Thirteen-year-old Britney Mroczkowski knows that becoming a world champion will take a lot of work.
But that's her goal before she turns 18 and is too old to compete in the youth division of the American Quarter Horse Association competitions.
Next month Britney and her 6-year-old chestnut mare, Easily Confided, will travel to Fort Worth, Texas. There they will compete in the 31st Annual American Quarter Horse Youth Association World Championship Show and Convention.
To get to to the big time, Britney had to earn a predetermined number of points at American Quarter Horse Association-approved shows in a year. She made it in less.
Britney learned how to ride when she was 6 and began jumping a year later.
Her aunt loaned her the first horse, Just Jolie. Then her family bought her Ruby, a jumper that cleared heights of 2 feet.
"Britney wanted to jump bigger, so we upgraded (to Easily Confided)," said Britney's mom, Cindy Mroczkowski. Easily Confided can jump 4 feet, she said.

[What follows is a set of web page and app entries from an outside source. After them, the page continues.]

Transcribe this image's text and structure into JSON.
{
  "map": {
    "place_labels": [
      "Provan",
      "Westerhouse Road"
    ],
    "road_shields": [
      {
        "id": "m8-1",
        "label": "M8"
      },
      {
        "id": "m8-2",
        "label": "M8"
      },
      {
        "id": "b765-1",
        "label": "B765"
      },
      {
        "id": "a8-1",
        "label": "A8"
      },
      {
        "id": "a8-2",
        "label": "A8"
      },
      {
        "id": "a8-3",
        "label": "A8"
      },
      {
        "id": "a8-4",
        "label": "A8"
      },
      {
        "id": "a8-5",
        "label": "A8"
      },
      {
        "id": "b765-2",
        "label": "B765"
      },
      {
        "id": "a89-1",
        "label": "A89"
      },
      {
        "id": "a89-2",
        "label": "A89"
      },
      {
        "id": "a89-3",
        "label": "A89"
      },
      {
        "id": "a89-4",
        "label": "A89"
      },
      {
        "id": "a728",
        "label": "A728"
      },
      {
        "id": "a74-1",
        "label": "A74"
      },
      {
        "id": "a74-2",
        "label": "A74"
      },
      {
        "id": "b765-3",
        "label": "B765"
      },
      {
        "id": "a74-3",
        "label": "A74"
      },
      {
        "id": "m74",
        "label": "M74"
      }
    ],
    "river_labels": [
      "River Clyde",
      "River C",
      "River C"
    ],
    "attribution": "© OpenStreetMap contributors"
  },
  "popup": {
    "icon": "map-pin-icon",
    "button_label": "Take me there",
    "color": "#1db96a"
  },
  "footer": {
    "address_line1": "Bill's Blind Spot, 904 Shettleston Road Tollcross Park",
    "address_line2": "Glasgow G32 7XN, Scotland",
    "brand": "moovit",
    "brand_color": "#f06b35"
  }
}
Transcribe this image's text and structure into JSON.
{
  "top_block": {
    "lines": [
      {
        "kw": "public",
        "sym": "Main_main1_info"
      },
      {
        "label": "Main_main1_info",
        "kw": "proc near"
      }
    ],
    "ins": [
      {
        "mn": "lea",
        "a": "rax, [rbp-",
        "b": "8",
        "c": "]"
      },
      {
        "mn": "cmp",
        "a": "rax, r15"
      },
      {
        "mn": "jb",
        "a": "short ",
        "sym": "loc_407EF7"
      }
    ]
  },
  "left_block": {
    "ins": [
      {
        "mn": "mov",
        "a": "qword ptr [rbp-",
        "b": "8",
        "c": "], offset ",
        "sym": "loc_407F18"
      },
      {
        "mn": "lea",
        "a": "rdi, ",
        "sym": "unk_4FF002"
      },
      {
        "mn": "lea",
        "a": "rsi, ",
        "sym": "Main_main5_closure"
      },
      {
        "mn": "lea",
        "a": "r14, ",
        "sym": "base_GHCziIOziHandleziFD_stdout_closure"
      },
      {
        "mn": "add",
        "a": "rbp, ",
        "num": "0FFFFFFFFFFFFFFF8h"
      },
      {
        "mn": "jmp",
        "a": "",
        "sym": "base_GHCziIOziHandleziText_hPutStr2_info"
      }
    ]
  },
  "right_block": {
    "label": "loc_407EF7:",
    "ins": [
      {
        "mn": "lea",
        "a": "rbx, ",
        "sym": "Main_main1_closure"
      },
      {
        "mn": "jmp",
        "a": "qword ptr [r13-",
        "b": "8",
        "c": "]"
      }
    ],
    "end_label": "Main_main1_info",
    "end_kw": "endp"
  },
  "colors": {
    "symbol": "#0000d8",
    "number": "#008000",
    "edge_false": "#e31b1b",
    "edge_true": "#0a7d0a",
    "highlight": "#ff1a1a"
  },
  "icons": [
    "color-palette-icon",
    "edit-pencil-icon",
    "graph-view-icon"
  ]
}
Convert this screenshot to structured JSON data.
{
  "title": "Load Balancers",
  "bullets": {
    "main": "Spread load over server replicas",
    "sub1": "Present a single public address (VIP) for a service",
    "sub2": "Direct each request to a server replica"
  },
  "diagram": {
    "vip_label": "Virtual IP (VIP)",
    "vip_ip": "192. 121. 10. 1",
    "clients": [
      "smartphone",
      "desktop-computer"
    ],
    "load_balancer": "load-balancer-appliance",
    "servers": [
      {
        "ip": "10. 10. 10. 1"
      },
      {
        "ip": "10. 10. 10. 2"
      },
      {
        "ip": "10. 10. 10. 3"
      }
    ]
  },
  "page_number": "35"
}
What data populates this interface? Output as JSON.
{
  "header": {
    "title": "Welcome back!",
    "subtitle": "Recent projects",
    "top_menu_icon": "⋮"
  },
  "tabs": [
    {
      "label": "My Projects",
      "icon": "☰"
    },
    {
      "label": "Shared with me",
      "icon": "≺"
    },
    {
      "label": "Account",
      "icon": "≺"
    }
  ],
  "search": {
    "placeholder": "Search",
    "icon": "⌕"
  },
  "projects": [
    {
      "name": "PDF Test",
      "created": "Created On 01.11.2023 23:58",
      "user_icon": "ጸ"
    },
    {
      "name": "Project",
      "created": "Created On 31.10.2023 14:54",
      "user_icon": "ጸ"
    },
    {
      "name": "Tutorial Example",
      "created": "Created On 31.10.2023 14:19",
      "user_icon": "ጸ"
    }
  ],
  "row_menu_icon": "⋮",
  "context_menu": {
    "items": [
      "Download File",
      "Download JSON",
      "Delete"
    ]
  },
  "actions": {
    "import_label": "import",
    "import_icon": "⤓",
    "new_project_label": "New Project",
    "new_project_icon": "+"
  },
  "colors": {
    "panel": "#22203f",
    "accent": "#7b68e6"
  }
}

The show in Texas is an invitational event that serves as a showcase for top American Quarter Horse youth exhibitors. More than 2,000 youths from all over the United States, Canada and several foreign countries will compete.
The young riders will compete for 30 world championship titles as well as prizes.
"I love spending time with my horse, going to the shows and seeing my friends from all over the state who compete on the circuit," said Britney, who will be in the eighth grade at Pine View Middle School this term. There she is a member of the National Honor Society and is on the high honor roll.
One of the highlights of her equestrian hobby was traveling to Lexington, Va., where she competed in the East Coast Championship Show in April. She won two first place awards and one second place.
"They had a cross country Olympic-style setup," she said. "I rode every day."
But it isn't all riding and glory for the young equestrian.
It's grooming, cleaning hooves and mucking out stables when she is on the road and providing lots of loving care for her mare.
"I like the work ethic involved," Mrs. Mroczkowski said.
Recently the mare, nicknamed Dallas, had a bruised leg, and Britney had to walk her twice a day.
"It took a while to heal," Britney said.
Two trainers work with Britney and her horse. In Tampa, the mare is stabled and trained at Showcase Farms on Dale Mabry Highway. Patty Shortino trains the horses that are stabled there. On the east coast of the state, Cindy Reddish of Palm City trains the horse.
When Britney isn't riding or studying, she likes to ski on the lake behind the home she shares with her mother and father, Mark Mroczkowski. She also takes art lessons.
But riding is her favorite pastime, and she wants to attend a college with a good equestrian team.
"I'll think about the Olympics someday," she said. "Mom says most Olympians are in their 30s, so I have plenty of time."
_ Michelle Jones covers central Pasco community news. She can be reached at (800) 333-7505 ext. 4612 or (813) 909-4612. Her e-mail address is jonessptimes.com